Acupuncture is a practice derived from traditional Chinese medicine, in which needles are inserted through the skin for therapeutic effect. According to the National Center for Complementary and Alternative Medicine, acupuncture is generally accepted as a safe treatment. NCCAM notes, however, that potentially severe complications may occur if acupuncture is administered by an unqualified practitioner. Nerve damage, although rare, is one of acupuncture's known complications. To find a reputable acupuncturist, NCCAM recommends consulting your health care provider.
Acupuncture Points and the Nervous System
Acupuncturists insert needles at specific acupuncture points, which lie along pathways called meridians. These meridians form an interconnecting network throughout the body, through which vital energy is thought to flow. Some acupuncture points lie over muscles or organs, but many others lie over nerves, and when the needle is inserted deeply enough, direct trauma to the nerve can result. Nerve damage can also occur when acupuncture needles break off inside the body, and later migrate to a location where they cause nerve injury.
Direct Nerve Injuries During Treatment
In a 1999 study published in the "Archives of Family Medicine," researchers surveyed worldwide reports of complications from acupuncture published between 1966 and 1998. They noted that direct nerve injuries were rare but potentially serious. In one case, damage to the fibular nerve in the lower leg caused complete paralysis of that nerve along with impaired motor functions. A review published in the "Journal of Alternative and Complementary Medicine" in 2011 found that the safe depth for acupuncture needle insertion varies from patient to patient and is influenced by factors such as gender and body size.
Broken Needles and Needle Migration
The 1999 study also found instances of nerve damage caused by the migration of broken acupuncture needles within the body. In a form of acupuncture practiced in Japan, needles are inserted into the skin and then intentionally broken, leaving fragments permanently embedded in the body. In one case, a needle tip migrated over time into the patient's wrist, damaging the median nerve. In four of 10 cases dealing with spinal injuries, the study found that needle migration was responsible for the injury.
Acupuncture and Nerve Damage Prevention
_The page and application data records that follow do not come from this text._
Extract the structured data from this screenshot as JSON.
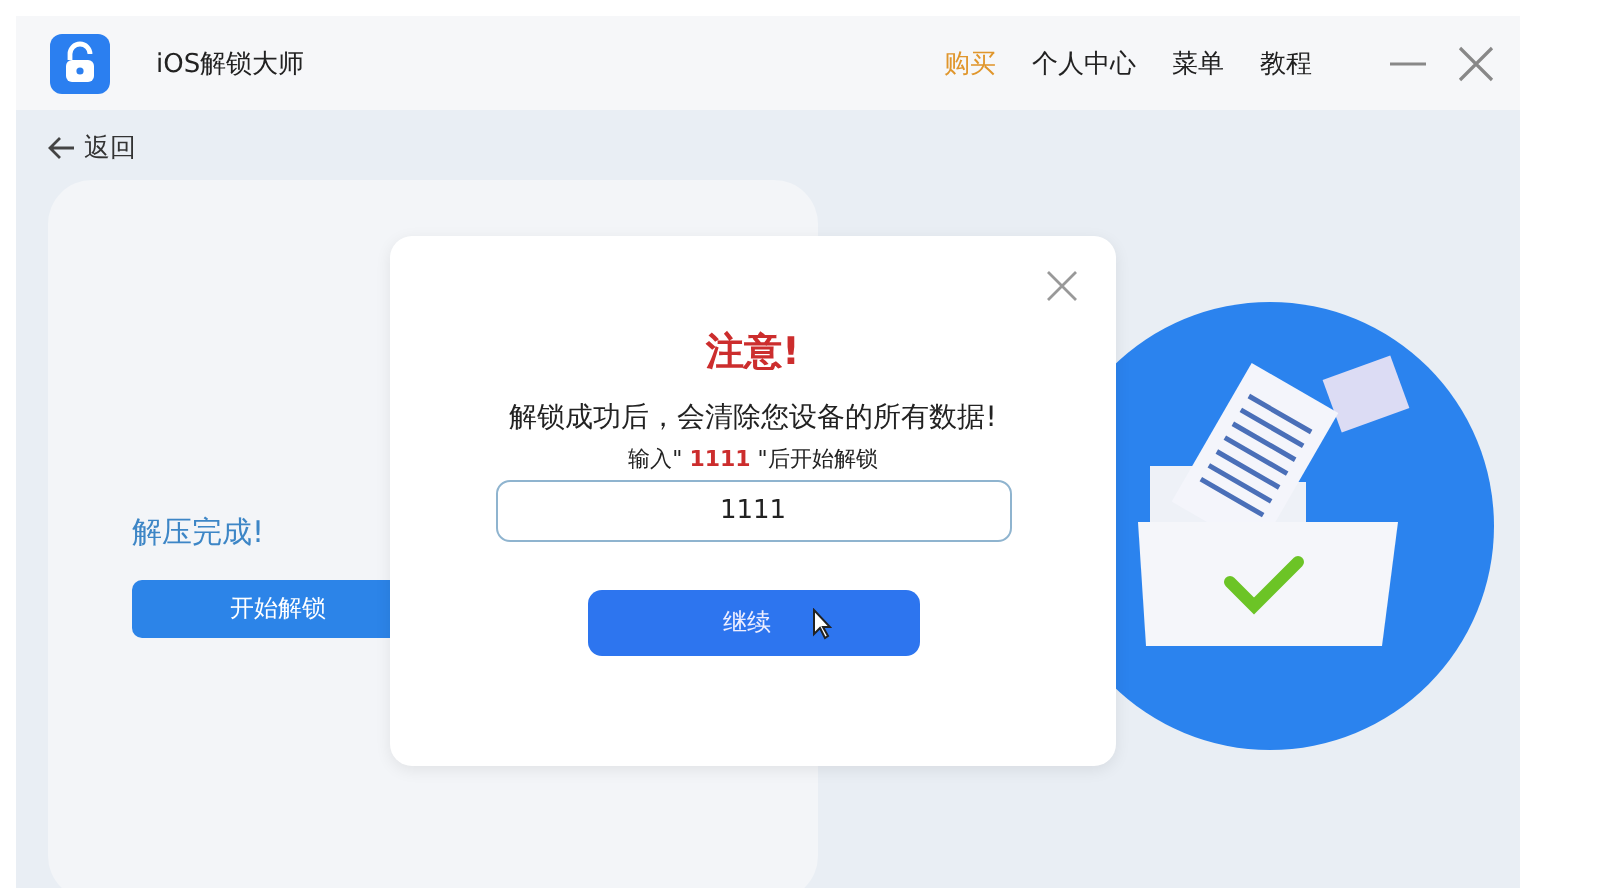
{
  "window": {
    "title": "iOS解锁大师"
  },
  "nav": [
    {
      "label": "购买",
      "selected": true
    },
    {
      "label": "个人中心",
      "selected": false
    },
    {
      "label": "菜单",
      "selected": false
    },
    {
      "label": "教程",
      "selected": false
    }
  ],
  "back": {
    "label": "返回"
  },
  "status": {
    "title": "解压完成!",
    "button": "开始解锁"
  },
  "dialog": {
    "heading": "注意!",
    "message": "解锁成功后，会清除您设备的所有数据!",
    "hint_prefix": "输入\" ",
    "hint_code": "1111",
    "hint_suffix": " \"后开始解锁",
    "input_value": "1111",
    "button": "继续"
  }
}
The authors of both the 1999 and 2011 studies agreed that most acupuncture complications reported would have been preventable with sufficient training and anatomic knowledge. Many of the thousands of acupuncture practitioners in the U.S. include physicians and dentists who have already undergone medical training. NCCAM also notes that many states require a license to practice acupuncture, although training standards differ from state to state.